We see two people, lost, crossing boundaries into new space and arriving to safety. We feel hope at the end of this journey for our two exhausted travellers.
My only frustration with the performance was the choice of setting. The beautiful intimate Boys School wasn’t the right venue for such a visual and fluid spectacle, at times the movement was obscured as the dancers crouched or folded or crawled through the space. The limit of the space was not consistent with the flow of their movements. However, the lighting worked beautifully, as the dancers’ shadows were thrown against the beautiful stone wall in the space, allowing for the performance to grow and extend outside of the room.
Good story telling through contemporary dance is hard, but Scott’s universal themes home, of finding space, identity and safety, meshed with Vail’s mesmerising music, makes his message crystal clear.
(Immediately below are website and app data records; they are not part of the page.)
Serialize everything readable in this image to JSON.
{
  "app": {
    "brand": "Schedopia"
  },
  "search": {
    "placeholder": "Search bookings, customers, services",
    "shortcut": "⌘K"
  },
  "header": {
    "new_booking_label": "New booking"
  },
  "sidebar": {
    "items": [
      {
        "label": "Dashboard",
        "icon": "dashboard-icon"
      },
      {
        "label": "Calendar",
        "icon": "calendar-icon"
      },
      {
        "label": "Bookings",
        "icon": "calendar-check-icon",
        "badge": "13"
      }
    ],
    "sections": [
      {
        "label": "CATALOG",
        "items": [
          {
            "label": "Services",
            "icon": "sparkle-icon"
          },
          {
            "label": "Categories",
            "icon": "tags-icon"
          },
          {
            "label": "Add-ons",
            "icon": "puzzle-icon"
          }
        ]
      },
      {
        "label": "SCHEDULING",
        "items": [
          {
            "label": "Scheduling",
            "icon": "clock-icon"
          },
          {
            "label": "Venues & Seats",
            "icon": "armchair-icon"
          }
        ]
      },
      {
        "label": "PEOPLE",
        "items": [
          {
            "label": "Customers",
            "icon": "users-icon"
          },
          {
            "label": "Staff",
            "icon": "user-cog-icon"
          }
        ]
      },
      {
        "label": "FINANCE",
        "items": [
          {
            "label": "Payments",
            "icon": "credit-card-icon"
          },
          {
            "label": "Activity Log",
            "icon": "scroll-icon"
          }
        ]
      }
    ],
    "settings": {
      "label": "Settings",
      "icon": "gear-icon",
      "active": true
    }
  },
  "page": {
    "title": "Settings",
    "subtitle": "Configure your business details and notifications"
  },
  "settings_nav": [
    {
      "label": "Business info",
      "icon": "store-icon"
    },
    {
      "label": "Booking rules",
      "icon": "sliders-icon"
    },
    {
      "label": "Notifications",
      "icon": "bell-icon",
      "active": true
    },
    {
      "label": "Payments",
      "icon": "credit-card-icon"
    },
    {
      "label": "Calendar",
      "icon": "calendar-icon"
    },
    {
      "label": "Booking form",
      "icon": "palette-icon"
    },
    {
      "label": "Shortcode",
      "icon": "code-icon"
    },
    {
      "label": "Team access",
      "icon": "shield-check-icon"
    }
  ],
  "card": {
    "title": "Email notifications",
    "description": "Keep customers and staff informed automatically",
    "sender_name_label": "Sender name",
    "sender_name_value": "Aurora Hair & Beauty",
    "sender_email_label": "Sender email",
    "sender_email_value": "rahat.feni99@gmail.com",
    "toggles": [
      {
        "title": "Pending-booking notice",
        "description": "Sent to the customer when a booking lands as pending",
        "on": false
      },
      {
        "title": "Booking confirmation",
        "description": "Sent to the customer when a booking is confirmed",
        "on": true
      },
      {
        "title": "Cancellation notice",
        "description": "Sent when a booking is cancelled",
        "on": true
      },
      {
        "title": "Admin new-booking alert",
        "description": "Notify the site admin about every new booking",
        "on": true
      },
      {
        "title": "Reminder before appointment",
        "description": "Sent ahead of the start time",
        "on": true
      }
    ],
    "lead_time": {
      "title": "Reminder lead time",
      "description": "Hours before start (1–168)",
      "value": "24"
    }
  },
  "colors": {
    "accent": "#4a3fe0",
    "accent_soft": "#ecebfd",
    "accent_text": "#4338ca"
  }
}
He has cleverly tapped into an important moment in time, as people make dangerous journeys to find a place of belonging or to escape hellish circumstances, he challenges us to ask, how do they survive?
Scott is bravely attempting to reposition modern dance in Ireland, through his challenging themes and his captivating choreography, he’s bringing a new appreciation for this medium in a country that is mostly celebrated for literary traditions and text-based drama. The work is simple, bold and theatrical, and he’s paving a path for more exciting work and a tantalising new chapter for contemporary dance in Ireland.